On the train with Tony, I had this shy young man approach me to talk. He told me he was attending #6 High School and that he lived in Jiazhouyangfang (my apartment complex). He said he wanted to talk me so he could practice his English. When I told him I was impressed with his efforts, he thanked me and said I had given him confidence to continue to learn to speak English. I was touched by what he said, especially because the day before I had to spend two hours with a pair of students who I very much would have liked to have pummeled and who, to even think of afterwards, filled me with rage. (As it was, I had to spend the classes thinking of ways to insult them) It was so wonderful to know that there were some students who very much want to learn English.

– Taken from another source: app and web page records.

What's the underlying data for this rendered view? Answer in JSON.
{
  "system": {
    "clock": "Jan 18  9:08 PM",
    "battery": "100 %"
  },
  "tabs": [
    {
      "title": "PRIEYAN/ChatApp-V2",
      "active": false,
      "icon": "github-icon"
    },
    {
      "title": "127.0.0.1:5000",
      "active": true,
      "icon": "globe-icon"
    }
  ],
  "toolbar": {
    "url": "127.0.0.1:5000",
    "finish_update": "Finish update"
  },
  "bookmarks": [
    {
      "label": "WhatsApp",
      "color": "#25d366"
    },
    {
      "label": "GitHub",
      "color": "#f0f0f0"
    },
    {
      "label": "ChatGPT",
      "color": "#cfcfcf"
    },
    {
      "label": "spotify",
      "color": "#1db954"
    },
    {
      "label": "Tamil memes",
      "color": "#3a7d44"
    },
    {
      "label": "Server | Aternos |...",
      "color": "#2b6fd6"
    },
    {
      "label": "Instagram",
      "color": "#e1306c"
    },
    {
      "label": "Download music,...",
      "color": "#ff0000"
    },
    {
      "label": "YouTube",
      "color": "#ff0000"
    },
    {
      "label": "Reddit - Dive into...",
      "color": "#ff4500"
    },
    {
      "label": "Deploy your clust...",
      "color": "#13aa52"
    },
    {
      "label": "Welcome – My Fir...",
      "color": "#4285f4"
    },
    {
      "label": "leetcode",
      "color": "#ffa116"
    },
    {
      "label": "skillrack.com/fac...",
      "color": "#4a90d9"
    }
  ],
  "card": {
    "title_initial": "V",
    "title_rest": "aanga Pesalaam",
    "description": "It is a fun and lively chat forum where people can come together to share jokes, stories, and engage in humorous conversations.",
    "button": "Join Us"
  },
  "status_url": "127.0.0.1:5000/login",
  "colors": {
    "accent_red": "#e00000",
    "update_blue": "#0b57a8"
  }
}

They do help me deal with the fact that I have to be stuck with spoiled brats (how is this possible in a country that is Marxist? Hmmm?).
On the way back to Casa Kaulins from the Yanqiao Metro Station, Tony & I passed through the Hui Shan Central Park. Tony was disappointed to see that the slides and climbing fixtures had been taken away. I thought the fifty foot tall climbing fixture was remarkable because it certainly could not have been erected in the safety-facist West.
With no fixtures, I was able to get Tony to walk up a hill and look at the scenery. While there, I thought it remarkable to see this woman wearing a short dress, black pantyhose and high heel platform dress shoes picking flowers from a bush. She had put the flowers in her hair, and her daughter's as well.
I rode the 25 bus on the second last day of March. It was wonderful to see poor people. The rich people in Wuxi are boring in the way that people with newly acquired wealth always are. The better off in Wuxi look like Westerners and are not in the least exotic. The poorer ones on the other hand seem closer to being what I imagine authentic Chinese to look like.
On the second last evening of March I booked my flight tickets for my trip in Canada. (Jenny had booked the tickets to Canada last month). We will spend about three nights in Vancouver: enough time for me to get my driver's license renewed and for us to get Tony's Visa so he can get back to China.
The high temperature on the last day of March in Wuxi? 27 degrees Celsius. Too hot already!